Scan the material for the string "header" and copy out every line in which it occurs.
=== Section Start ===
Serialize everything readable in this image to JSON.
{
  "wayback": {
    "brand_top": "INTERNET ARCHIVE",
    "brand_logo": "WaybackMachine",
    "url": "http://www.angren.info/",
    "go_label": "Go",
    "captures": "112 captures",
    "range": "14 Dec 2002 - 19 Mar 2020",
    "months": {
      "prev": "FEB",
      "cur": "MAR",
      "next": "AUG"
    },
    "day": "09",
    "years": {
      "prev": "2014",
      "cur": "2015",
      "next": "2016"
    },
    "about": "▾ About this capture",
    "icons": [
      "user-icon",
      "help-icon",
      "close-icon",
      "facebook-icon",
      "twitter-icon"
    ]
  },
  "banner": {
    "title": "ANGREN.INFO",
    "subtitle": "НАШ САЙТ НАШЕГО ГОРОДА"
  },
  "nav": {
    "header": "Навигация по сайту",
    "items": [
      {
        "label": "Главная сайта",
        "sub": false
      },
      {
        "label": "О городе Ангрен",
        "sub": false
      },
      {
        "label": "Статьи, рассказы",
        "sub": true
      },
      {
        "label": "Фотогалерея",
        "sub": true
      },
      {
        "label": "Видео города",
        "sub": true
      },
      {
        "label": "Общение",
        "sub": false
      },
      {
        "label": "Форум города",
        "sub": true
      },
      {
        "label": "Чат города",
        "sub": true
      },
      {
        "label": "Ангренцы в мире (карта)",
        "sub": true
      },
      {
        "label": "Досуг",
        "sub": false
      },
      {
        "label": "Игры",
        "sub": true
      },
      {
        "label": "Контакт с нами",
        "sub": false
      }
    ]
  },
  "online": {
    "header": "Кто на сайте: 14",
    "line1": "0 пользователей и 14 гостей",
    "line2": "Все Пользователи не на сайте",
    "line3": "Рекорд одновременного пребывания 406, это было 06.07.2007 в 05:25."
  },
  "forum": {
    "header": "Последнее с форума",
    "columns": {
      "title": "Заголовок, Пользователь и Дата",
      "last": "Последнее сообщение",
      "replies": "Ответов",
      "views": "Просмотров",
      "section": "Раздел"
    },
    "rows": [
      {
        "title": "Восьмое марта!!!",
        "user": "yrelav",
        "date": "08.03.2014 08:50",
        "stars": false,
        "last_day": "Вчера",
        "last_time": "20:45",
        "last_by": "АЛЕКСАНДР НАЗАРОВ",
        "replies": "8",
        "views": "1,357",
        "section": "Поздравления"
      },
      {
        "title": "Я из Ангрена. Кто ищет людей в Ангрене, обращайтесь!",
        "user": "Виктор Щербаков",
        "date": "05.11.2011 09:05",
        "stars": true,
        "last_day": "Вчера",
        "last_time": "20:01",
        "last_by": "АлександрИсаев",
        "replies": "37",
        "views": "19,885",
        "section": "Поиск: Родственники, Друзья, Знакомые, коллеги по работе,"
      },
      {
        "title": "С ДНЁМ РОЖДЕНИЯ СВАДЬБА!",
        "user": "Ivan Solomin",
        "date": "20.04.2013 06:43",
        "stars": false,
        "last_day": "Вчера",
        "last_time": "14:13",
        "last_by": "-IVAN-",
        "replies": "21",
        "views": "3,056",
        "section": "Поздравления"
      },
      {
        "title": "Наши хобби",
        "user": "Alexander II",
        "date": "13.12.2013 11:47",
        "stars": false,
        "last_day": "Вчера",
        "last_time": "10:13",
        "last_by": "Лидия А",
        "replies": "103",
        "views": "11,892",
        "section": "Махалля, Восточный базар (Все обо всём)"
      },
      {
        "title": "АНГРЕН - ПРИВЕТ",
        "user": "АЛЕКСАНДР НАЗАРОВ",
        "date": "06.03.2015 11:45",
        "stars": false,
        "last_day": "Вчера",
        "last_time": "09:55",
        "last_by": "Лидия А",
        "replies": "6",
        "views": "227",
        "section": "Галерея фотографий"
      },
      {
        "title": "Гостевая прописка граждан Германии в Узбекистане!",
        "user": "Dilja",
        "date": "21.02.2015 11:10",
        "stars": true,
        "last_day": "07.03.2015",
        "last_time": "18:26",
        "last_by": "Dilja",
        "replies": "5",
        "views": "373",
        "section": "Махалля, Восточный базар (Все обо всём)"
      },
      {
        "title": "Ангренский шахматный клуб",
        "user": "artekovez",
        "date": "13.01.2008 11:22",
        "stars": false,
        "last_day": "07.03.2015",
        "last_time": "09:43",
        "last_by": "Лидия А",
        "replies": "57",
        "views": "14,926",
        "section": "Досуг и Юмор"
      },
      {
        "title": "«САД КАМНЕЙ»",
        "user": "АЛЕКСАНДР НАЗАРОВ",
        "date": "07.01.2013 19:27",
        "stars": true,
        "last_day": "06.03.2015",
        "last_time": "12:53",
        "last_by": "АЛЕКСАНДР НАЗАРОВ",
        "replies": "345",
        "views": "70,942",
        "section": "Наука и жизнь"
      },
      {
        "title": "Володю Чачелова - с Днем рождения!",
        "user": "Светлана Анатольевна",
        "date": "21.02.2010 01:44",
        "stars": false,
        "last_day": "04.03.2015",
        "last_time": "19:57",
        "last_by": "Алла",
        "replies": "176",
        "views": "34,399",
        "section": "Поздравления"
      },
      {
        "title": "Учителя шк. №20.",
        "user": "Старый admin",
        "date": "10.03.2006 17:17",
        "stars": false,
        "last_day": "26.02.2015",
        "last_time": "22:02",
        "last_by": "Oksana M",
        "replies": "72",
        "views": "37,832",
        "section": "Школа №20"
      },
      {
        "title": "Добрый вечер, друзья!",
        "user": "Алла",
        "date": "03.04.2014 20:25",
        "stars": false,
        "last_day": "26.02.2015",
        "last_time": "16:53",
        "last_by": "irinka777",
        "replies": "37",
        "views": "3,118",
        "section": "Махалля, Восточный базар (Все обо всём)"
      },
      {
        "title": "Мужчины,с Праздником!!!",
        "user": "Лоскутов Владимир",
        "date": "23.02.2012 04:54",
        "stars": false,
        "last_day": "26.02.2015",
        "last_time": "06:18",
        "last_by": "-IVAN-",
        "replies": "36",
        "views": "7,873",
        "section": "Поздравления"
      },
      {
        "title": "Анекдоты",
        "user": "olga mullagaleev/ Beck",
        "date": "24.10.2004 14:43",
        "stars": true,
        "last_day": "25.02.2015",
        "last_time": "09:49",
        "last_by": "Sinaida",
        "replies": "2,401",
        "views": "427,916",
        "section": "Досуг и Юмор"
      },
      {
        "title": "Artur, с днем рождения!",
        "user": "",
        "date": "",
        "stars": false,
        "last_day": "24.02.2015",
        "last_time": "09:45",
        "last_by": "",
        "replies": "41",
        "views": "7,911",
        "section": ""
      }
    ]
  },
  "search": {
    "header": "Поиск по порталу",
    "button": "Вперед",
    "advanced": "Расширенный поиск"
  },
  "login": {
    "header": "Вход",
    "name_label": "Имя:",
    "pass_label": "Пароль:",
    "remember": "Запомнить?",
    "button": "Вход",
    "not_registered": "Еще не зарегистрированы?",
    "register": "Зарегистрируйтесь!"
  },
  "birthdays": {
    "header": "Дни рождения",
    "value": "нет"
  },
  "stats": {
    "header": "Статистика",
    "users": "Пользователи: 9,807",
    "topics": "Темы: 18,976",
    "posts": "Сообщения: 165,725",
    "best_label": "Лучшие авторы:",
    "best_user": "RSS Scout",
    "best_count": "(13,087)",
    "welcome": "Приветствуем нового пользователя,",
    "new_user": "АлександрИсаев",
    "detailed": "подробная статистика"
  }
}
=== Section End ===
**Result below**
    "header": "Навигация по сайту",
    "header": "Кто на сайте: 14",
    "header": "Последнее с форума",
    "header": "Поиск по порталу",
    "header": "Вход",
    "header": "Дни рождения",
    "header": "Статистика",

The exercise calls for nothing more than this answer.